TED-Ed Music Education - YouTube link 
Two Minute Music Theory - YouTube link 
Chris Wright - Understanding Music - YouTube link 
Wakeland High School AP Music Theory - YouTube link 
The Listener's Guide - YouTube link 
Instruments of the Orchestra first grade - YouTube link 
Odd Quartet - Music History, Theory, and Tech - YouTube link
Music Theory Guy - YouTube link
The Physics of Music - YouTube link 

#10 - Flat Website and Add-ons

Another music composition tool is the Flat website, as well as the Flat add-on for Doc and Slides. The website at https://flat.io is the full version of the tool, which allows students to collaboratively write sheet music with a wide range of instruments. There is a free version, a paid version, and an educational version (https://flat.io/edu) which integrates with Google Classroom. I tested out the free version which lets you create 15 scores with over 100 instruments.

In addition to the full version of Flat on the web, there is also a simplified version as an add-on for Google Docs and Google Slides. Here are the basics for how that works: 

  • Install the Flat add-on for Docs or the Flat add-on for Slides.
  • Launch the tool by clicking "Add-ons" then "Flat" then "Insert Musical Snippet".
  • You can now compose your musical snippet using the notes and menu items.
  • Click the play button as needed to hear what you have created.
  • Click "Insert" when done to add the snippet to your Doc or Slide as an image.
  • Later you can play back the music by selecting the image and re-opening the add-on.

#11 - Soundtrap
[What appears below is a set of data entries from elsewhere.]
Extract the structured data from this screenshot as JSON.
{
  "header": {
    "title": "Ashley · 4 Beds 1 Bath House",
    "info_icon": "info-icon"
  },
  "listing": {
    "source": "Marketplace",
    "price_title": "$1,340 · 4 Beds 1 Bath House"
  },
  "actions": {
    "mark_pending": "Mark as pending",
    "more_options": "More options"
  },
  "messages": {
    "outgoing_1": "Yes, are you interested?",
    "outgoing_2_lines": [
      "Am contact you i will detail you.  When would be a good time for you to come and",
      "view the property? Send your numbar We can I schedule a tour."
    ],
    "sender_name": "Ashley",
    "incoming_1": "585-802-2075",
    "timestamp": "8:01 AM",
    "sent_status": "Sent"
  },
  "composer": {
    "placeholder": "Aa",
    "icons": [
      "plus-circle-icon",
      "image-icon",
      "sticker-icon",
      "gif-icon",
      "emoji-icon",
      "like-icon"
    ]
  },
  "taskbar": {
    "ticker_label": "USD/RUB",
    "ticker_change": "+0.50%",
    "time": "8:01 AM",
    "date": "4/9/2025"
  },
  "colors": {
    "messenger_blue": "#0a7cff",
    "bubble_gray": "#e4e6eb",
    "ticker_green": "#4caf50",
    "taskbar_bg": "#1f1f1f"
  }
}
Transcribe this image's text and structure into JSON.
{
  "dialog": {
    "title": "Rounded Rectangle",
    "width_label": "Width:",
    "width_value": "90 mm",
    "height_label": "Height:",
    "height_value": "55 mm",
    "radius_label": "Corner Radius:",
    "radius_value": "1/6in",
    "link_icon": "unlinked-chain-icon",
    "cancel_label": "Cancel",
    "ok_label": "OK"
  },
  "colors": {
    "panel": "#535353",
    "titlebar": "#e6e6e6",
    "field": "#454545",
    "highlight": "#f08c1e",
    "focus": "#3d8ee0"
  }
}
 Soundtrap is a very powerful, but very easy to use, music composition and collaboration tool. Although it is not from Google, it works well with you Google account. You can log in using your Google account, and if you choose to purchase the educational version, it integrates with Google Classroom (and has lots of other benefits). 

 For my testing, I just tried out the free version, which still had an impressive amount of options. With the no cost personal version you get: 

  • 5 projects
  • 900 loops
  • 210 instruments and sounds

Here are the basics (way oversimplified by me) on how Soundtrap works: 

  • Log into the site at https://www.soundtrap.com
  • Open and existing project or create a new one.
  • On the editor screen you can now add and edit tracks for your composition.
  • You can add a track by choosing from the large collection of pre-made loops with many different instruments.
  • Or you can add a track by recording it yourself with the on-screen keyboard, again using hundreds of instrument sounds.
  • You can invite collaborators to work in Soundtrap with you on your creation.
  • When done you can export your music in several different formats.

#12 - Screencastify

Standing up in front of a class or group of students to sing a song or play an instrument can be a stressful situation for some students. It is very easy for their nerves to get in the way so that the student’s performance is a poor representation of what they really know. One option to help with this is to allow students to record themselves with a screencast.

Although we often think of screencasting as recording your screen, most tools will also allow you to just record your webcam. Students can record themselves singing their song or performing their music in the privacy of their own home. This can have several benefits:

  • The student will be much less nervous you will get a more accurate measure of what they know or can do.
  • The student will likely do the recording multiple times to get it perfect, encouraging lots of practice and repetition.
  • The student will likely gain confidence, as the screencast serves as a stepping stone to presenting live eventually.

There are many excellent screen recording tools you and your students can use. One of my favorites is the Screencastify Chrome extension, which can be installed from the Chrome Web Store here.

For more details see my blog post on "7 Super Screencasting Activities for School" as well as the video clip below from a recorded webinar I did that specifically addresses using screencasting for a student to give a speech or performance: 

Conclusion

Music is a powerful tool for student learning and expression. Technology can provide many ways to enrich and extend this experience. If you have other technology resources that are helpful in teaching and learning with music, please consider sharing them in the comments below.